● **Work request**: Print the entries exactly; no image belongs in the copy.

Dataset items
==================================================
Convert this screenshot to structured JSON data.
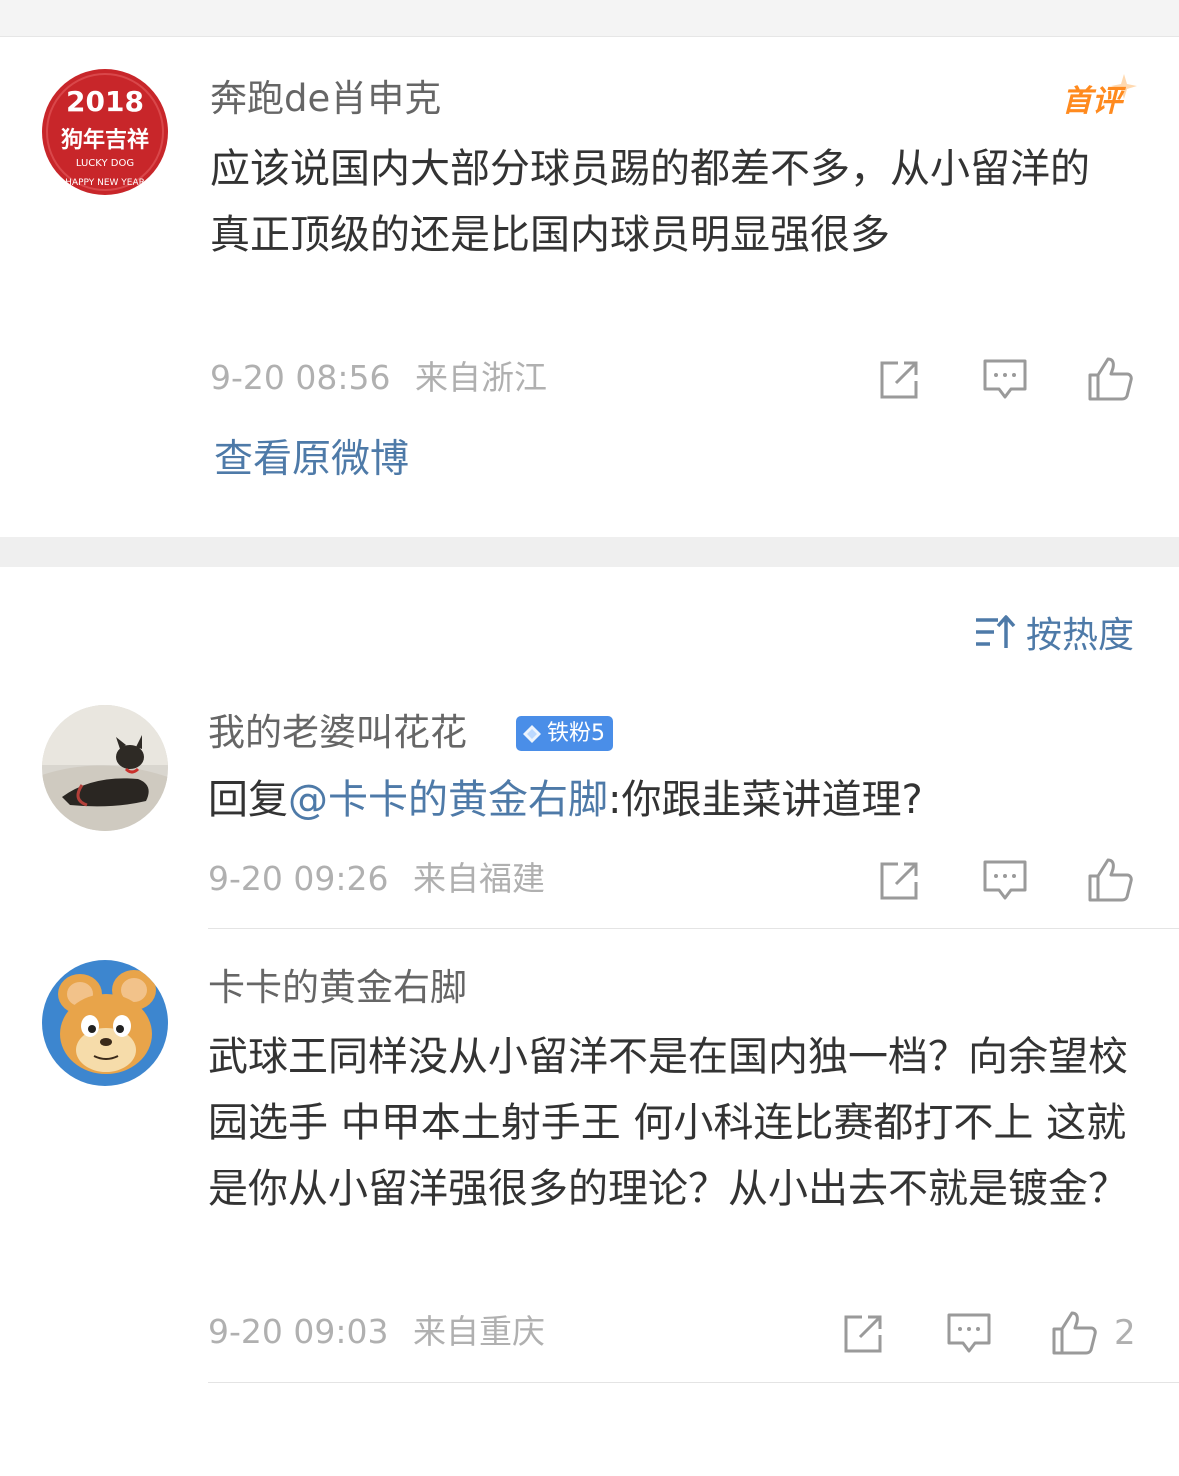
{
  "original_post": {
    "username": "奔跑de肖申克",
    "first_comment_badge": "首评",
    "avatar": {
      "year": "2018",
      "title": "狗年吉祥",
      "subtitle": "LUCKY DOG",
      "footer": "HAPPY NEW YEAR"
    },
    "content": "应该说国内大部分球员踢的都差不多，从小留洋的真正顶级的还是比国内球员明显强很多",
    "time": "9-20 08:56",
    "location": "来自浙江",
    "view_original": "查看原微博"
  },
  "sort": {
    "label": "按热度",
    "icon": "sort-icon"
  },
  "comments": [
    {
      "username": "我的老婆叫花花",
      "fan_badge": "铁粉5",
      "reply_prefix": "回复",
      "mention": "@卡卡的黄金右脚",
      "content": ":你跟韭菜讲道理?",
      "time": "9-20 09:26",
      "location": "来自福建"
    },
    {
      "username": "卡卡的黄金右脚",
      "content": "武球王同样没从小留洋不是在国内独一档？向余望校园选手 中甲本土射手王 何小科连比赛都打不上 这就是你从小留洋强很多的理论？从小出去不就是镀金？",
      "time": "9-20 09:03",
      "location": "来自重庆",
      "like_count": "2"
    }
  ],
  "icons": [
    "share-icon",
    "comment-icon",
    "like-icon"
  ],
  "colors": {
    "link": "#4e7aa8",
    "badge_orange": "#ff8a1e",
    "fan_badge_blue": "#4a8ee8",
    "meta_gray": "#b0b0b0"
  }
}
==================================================
● **Reply**:
Convert this screenshot to structured JSON data.
{
  "original_post": {
    "username": "奔跑de肖申克",
    "first_comment_badge": "首评",
    "avatar": {
      "year": "2018",
      "title": "狗年吉祥",
      "subtitle": "LUCKY DOG",
      "footer": "HAPPY NEW YEAR"
    },
    "content": "应该说国内大部分球员踢的都差不多，从小留洋的真正顶级的还是比国内球员明显强很多",
    "time": "9-20 08:56",
    "location": "来自浙江",
    "view_original": "查看原微博"
  },
  "sort": {
    "label": "按热度",
    "icon": "sort-icon"
  },
  "comments": [
    {
      "username": "我的老婆叫花花",
      "fan_badge": "铁粉5",
      "reply_prefix": "回复",
      "mention": "@卡卡的黄金右脚",
      "content": ":你跟韭菜讲道理?",
      "time": "9-20 09:26",
      "location": "来自福建"
    },
    {
      "username": "卡卡的黄金右脚",
      "content": "武球王同样没从小留洋不是在国内独一档？向余望校园选手 中甲本土射手王 何小科连比赛都打不上 这就是你从小留洋强很多的理论？从小出去不就是镀金？",
      "time": "9-20 09:03",
      "location": "来自重庆",
      "like_count": "2"
    }
  ],
  "icons": [
    "share-icon",
    "comment-icon",
    "like-icon"
  ],
  "colors": {
    "link": "#4e7aa8",
    "badge_orange": "#ff8a1e",
    "fan_badge_blue": "#4a8ee8",
    "meta_gray": "#b0b0b0"
  }
}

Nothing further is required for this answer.